● Exercise goal:
Report all lines of the records that contain "here".

Records from a dataset:
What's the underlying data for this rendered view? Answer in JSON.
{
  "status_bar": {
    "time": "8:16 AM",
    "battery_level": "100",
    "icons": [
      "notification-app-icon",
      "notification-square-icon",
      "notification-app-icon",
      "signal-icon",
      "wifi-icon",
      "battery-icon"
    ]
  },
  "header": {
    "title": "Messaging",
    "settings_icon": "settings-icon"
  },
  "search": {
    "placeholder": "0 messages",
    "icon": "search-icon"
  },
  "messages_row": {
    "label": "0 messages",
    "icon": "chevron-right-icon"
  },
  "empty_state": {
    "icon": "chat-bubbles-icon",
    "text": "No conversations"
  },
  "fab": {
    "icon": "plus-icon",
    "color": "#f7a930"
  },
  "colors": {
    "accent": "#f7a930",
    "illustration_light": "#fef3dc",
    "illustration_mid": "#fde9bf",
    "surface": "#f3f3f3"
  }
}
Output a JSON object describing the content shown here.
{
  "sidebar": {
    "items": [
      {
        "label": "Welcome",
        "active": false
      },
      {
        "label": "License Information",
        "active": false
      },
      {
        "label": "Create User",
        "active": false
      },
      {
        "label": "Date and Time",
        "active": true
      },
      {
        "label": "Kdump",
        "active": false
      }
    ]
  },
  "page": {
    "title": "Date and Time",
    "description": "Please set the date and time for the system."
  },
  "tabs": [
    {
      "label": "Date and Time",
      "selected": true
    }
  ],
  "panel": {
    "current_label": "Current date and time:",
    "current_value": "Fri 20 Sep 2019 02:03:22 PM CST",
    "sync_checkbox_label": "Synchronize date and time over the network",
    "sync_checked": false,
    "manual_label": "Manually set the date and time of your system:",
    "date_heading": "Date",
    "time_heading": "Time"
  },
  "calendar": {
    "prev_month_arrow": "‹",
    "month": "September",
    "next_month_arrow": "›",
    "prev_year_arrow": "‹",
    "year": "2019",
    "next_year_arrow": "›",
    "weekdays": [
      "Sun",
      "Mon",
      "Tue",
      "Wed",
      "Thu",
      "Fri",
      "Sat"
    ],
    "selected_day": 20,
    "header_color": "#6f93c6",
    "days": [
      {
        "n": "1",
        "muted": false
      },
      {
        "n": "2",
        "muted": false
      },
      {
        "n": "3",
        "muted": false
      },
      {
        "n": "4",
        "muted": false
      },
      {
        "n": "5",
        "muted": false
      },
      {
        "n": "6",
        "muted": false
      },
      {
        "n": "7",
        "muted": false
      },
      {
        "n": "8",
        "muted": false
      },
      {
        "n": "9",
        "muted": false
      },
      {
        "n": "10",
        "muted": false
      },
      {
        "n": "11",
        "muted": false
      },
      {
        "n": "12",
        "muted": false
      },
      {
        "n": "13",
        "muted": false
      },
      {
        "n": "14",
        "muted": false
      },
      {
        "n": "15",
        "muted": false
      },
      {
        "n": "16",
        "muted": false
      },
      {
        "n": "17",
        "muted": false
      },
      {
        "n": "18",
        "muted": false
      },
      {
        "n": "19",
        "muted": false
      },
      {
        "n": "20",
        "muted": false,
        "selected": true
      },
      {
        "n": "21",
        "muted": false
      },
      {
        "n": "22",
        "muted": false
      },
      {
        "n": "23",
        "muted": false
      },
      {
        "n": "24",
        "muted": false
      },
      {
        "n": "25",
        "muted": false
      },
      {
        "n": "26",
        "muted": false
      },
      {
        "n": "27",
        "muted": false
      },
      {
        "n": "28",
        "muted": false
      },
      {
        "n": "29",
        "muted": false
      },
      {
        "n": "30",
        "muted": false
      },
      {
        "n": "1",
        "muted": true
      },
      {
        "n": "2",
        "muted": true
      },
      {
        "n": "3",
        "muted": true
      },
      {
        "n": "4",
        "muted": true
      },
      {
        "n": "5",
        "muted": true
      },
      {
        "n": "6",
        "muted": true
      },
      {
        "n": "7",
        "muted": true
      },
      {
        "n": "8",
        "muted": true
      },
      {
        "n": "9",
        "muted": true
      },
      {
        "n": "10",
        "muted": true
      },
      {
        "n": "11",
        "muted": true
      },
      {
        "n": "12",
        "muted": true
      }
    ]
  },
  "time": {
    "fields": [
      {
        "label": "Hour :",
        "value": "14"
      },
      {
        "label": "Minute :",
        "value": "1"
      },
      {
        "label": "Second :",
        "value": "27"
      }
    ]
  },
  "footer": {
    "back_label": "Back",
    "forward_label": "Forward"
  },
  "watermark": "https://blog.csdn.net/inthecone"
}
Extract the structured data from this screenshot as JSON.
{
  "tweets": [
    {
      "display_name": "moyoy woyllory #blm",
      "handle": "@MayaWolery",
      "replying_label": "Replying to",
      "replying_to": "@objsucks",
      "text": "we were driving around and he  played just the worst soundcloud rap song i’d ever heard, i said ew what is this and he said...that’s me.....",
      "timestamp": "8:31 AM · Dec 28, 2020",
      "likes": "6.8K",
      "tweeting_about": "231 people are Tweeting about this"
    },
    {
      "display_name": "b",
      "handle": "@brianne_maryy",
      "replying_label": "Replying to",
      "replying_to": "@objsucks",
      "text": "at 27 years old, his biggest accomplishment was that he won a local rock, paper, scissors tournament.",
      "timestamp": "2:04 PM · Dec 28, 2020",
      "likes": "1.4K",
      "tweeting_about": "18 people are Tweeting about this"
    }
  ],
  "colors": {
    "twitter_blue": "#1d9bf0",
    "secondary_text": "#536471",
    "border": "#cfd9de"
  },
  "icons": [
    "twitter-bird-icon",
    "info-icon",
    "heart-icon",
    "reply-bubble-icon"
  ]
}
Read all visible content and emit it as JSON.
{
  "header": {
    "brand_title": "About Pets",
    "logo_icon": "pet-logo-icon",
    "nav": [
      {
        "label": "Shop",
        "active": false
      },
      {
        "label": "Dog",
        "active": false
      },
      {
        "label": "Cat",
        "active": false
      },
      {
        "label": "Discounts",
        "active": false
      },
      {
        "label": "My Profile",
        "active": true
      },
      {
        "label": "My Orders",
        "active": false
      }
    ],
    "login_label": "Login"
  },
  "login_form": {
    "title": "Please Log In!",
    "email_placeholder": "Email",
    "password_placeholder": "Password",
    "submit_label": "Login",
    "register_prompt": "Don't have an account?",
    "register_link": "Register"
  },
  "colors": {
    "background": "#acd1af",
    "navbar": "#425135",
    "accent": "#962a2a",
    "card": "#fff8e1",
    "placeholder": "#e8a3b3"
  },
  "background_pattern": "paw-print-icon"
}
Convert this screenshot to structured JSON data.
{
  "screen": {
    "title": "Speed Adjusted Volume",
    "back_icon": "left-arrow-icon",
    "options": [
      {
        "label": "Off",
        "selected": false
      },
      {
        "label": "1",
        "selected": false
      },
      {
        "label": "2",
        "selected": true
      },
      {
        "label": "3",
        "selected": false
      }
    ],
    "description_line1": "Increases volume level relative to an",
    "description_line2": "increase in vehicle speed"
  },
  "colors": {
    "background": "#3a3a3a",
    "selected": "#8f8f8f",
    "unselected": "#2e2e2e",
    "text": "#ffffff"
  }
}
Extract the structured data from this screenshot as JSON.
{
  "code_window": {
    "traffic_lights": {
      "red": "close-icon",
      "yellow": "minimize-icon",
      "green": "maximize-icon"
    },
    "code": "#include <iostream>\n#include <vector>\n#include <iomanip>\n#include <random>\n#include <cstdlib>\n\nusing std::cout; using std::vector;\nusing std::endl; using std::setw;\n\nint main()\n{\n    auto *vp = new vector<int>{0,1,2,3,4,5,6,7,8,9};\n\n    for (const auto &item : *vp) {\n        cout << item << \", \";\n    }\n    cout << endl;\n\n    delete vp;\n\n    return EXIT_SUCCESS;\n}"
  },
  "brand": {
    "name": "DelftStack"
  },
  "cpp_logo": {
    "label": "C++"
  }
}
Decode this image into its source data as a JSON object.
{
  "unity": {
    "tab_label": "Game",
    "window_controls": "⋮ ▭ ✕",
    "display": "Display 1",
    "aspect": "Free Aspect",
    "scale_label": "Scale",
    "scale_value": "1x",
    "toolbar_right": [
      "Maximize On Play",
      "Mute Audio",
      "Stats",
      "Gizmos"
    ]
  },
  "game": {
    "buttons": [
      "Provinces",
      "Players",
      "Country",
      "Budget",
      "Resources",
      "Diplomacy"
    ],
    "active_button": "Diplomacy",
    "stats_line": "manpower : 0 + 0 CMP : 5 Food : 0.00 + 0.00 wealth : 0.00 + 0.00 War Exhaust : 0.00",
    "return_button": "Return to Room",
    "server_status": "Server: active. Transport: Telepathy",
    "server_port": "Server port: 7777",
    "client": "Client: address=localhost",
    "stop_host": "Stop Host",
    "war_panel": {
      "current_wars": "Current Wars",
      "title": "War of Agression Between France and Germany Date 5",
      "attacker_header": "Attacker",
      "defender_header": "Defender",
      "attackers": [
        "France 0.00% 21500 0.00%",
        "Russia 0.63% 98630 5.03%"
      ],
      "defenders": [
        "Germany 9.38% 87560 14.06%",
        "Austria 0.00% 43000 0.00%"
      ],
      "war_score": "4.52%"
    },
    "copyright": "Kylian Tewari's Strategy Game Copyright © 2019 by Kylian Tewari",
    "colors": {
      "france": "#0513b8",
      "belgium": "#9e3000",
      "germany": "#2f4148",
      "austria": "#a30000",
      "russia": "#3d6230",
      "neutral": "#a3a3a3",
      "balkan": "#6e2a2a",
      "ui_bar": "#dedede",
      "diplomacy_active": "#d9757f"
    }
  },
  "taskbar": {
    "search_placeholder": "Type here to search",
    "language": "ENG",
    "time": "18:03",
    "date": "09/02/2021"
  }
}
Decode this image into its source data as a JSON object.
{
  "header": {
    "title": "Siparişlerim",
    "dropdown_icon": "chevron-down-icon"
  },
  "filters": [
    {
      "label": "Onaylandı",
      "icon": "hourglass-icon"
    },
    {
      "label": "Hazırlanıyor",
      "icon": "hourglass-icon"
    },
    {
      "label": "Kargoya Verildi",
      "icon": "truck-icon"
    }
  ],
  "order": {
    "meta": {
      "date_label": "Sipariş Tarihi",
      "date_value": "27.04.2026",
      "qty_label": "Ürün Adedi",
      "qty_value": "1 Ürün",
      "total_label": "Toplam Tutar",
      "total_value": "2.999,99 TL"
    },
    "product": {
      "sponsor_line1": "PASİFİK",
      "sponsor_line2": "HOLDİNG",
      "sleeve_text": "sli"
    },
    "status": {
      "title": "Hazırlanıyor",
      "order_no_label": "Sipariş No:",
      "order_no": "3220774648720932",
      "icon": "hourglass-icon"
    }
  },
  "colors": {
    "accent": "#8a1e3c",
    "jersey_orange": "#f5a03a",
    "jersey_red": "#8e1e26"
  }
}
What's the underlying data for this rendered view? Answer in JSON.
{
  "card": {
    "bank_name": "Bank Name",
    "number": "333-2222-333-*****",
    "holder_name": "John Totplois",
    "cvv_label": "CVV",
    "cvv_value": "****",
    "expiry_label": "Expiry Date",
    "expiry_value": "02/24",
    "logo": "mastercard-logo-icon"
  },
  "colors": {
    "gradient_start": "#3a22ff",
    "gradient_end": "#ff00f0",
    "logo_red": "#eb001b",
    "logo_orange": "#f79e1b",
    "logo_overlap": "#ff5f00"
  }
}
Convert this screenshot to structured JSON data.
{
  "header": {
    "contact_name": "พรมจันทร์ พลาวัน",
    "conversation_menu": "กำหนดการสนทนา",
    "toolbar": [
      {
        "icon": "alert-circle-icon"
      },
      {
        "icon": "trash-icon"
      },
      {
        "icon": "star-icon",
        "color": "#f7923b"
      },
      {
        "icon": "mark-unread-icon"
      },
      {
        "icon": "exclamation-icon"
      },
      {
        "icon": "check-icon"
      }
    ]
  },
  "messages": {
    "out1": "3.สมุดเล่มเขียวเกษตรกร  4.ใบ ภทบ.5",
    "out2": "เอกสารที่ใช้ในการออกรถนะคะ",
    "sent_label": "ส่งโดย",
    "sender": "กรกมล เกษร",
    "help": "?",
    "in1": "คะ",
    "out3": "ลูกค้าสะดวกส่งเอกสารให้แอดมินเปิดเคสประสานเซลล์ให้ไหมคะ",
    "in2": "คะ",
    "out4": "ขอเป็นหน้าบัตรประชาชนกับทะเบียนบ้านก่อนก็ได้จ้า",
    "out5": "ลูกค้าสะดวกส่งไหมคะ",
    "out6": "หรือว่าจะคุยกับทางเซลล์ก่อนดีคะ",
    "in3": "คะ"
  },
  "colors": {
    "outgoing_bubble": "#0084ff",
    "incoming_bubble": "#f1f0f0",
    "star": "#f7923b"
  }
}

● Output of the exercise:
Output a JSON object describing the content shown here.
    "search_placeholder": "Type here to search",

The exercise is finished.